Although they may be daunting, difficult conversations are part and parcel of any manager or leader’s job. While these conversations can be challenging, you can take steps to make them easier. Here we outline five key ‘dos’ and five important ‘don’ts’ for tackling tricky conversations.
1. Do… choose a suitable time and place
Whatever the nature of your difficult conversation, you should book a privateroom where you won’t be interrupted. Ensure you allow sufficient time to explore both sides of the issue. Give thought to the most appropriate time to hold the meeting (e.g. don’t schedule the meeting when someone is about to go off on holiday or before another important meeting). And be sure to give the other person advance notice.
2. Do… state your intent up front
Use your opening sentences to outline what exactly you want to talk about. Include why the conversation has to happen and what you’d like to see as an outcome (if appropriate). This should help focus the conversation, and allow you to steer it back on track if need be. If you are new to having this kind of conversation, it can be helpful to jot down what you want to say in advance, rather than winging it on the day. You could also seek the advice of a trusted colleague or mentor. Talk through the conversation you want to have with them (in confidence) before you do it for real.
3. Do… gather evidence and stick to the facts
When conducting a difficult conversation, you should always rely on factual information and direct observations. Use the information you have gathered to refer to examples (e.g. of specific behaviours or actions) to back up what you’re saying, whenever possible.
4. Do… keep the lines of communication open
Depending on the issue(s) you’re trying to resolve, you may need to follow your organisation’s internal HR procedures. However, before you make the decision to do this, it’s important to talk to the person informally at first. Give them an opportunity to explain things if need be, and state their side of the story. Try not to make any snap judgements or decisions before hearing from those involved. In some cases, you may find that there are circumstances which explain what happened, and of which you had no prior knowledge.
5. Do… be clear about next steps
In your conversation, state clearly what should ideally happen next.
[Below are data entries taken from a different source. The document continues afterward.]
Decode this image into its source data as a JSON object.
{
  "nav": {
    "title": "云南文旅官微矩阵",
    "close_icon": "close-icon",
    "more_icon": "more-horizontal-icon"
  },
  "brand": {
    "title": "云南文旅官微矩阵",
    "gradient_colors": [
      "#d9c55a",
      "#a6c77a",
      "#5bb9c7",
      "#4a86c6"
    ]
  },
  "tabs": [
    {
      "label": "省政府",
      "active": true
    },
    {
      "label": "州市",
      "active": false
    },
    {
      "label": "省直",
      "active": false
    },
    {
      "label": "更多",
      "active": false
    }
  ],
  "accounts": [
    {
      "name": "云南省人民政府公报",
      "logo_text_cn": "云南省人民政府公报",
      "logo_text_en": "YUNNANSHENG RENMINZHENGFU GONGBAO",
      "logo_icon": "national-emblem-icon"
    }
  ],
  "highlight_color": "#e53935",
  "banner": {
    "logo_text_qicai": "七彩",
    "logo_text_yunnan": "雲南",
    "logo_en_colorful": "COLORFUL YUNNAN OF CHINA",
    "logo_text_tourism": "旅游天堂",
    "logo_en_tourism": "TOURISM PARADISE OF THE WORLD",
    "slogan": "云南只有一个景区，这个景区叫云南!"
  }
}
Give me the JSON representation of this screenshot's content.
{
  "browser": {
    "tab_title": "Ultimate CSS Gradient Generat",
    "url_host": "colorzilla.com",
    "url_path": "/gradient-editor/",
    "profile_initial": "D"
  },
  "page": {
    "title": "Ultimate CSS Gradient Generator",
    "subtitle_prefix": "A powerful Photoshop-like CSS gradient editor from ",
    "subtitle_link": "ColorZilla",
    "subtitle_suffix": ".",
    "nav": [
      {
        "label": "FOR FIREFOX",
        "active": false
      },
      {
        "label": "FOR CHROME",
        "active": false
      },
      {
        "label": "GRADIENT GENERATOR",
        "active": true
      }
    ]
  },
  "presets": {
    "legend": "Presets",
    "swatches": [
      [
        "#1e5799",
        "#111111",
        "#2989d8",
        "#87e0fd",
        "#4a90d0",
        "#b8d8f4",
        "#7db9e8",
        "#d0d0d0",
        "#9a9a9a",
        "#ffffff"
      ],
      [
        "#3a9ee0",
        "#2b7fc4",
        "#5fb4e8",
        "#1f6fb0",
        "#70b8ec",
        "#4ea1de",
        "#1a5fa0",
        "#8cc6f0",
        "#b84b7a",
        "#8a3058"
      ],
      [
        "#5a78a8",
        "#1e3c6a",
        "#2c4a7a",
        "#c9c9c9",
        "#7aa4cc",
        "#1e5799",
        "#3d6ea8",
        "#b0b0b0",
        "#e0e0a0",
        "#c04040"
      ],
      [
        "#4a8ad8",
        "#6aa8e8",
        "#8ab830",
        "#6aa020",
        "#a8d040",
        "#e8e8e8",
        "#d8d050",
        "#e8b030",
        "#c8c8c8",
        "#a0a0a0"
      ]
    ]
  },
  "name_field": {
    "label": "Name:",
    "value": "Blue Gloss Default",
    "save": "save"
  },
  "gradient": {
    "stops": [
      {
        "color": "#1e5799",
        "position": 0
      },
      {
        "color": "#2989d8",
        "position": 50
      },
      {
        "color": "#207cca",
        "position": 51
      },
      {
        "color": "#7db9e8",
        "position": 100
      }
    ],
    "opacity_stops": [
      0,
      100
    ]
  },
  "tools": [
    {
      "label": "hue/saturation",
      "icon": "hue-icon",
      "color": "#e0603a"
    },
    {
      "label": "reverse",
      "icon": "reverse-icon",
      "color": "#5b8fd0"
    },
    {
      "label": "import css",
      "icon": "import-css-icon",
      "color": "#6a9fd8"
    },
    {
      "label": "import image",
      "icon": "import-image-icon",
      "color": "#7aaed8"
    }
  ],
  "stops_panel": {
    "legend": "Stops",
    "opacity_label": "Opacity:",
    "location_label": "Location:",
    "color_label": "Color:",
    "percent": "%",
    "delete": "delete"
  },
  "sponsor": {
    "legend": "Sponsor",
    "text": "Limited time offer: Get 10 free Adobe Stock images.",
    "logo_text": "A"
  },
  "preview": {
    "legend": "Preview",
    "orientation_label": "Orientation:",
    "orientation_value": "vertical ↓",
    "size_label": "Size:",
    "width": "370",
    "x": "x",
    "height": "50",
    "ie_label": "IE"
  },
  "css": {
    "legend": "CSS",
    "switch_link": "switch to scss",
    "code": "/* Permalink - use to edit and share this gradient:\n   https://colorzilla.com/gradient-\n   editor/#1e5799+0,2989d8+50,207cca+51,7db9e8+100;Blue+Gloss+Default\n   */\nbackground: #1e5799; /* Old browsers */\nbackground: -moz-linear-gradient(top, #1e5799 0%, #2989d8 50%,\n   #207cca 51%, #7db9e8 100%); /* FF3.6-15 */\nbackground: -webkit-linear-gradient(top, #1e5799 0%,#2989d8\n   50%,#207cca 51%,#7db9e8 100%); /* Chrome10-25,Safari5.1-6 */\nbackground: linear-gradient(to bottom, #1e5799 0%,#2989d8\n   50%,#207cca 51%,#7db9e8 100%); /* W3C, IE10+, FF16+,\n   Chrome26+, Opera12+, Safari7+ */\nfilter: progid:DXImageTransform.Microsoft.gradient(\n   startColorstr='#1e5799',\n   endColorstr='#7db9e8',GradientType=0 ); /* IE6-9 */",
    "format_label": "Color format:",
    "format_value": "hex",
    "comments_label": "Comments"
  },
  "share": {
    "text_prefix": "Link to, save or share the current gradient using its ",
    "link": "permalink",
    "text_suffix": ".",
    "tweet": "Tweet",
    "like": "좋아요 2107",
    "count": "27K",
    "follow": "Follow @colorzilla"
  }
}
Where appropriate, give likely consequences if things don’t improve. For example, if informal discussions don’t have the desired impact within an appropriate timescale, you may need to involve HR, and move towards more formalised procedures. You should make this (and any other possible consequences) clear as part of your informal discussions.
1. Don’t… procrastinate
Resist the temptation to bury your head in the sand and hope that the need to have a difficult conversation will just go away. Chances are, the root cause of a difficult conversation will remain, and a lack of action on your part can make things worse. You also risk losing the respect and trust of your team if you don’t deal with issues which affect them.
2. Don’t… start sentences with ‘you’
For example, ‘you are always late’ or ‘you never meet deadlines’ sounds like you are on the attack. This will most likely make the person you’re speaking to defensive, and is not conducive to a productive conversation. Instead, point out that the behaviour, rather than the person, is causing a problem. For example, you could say ‘the missed deadlines have a serious impact on our reputation’ rather than ‘you never meet deadlines’. You could also use ‘we’ in place of ‘you’; for example, ‘we need to talk about why the deadline was missed’.
3. Don’t… make assumptions or jump to conclusions
If your difficult conversation is to address problem behaviour, remember that there may be mitigating circumstances that could go some way to explaining the negative behaviour, for example illness, stress or other factors, both inside and outside the workplace. Use active listening to try to draw these factors out, while being respectful to your team member at all times.
4. Don’t… let your emotions get in the way
Difficult conversations can often cover sensitive topics, and it’s only natural that people can get emotional. Be prepared for this, and try to keep your own emotions in check. Aim to stay focused and objective. Concentrate on the facts and things you’ve observed directly, rather than hearsay or personal opinion. If you do find yourself being drawn in on an emotional level, take a break if you can. Give yourself (and the other person) some space before returning to discuss the issues with a clear head.
5. Don’t… be afraid
Finally, if your informal conversations aren’t having the desired effect, don’t be afraid to move things on. You may need to explore more formal measures, such as disciplinary action or implementation of your organisation’s capability procedure. If this is the case, you may wish to speak to your own manager, or take advice from your organisation’s HR department (if you have one).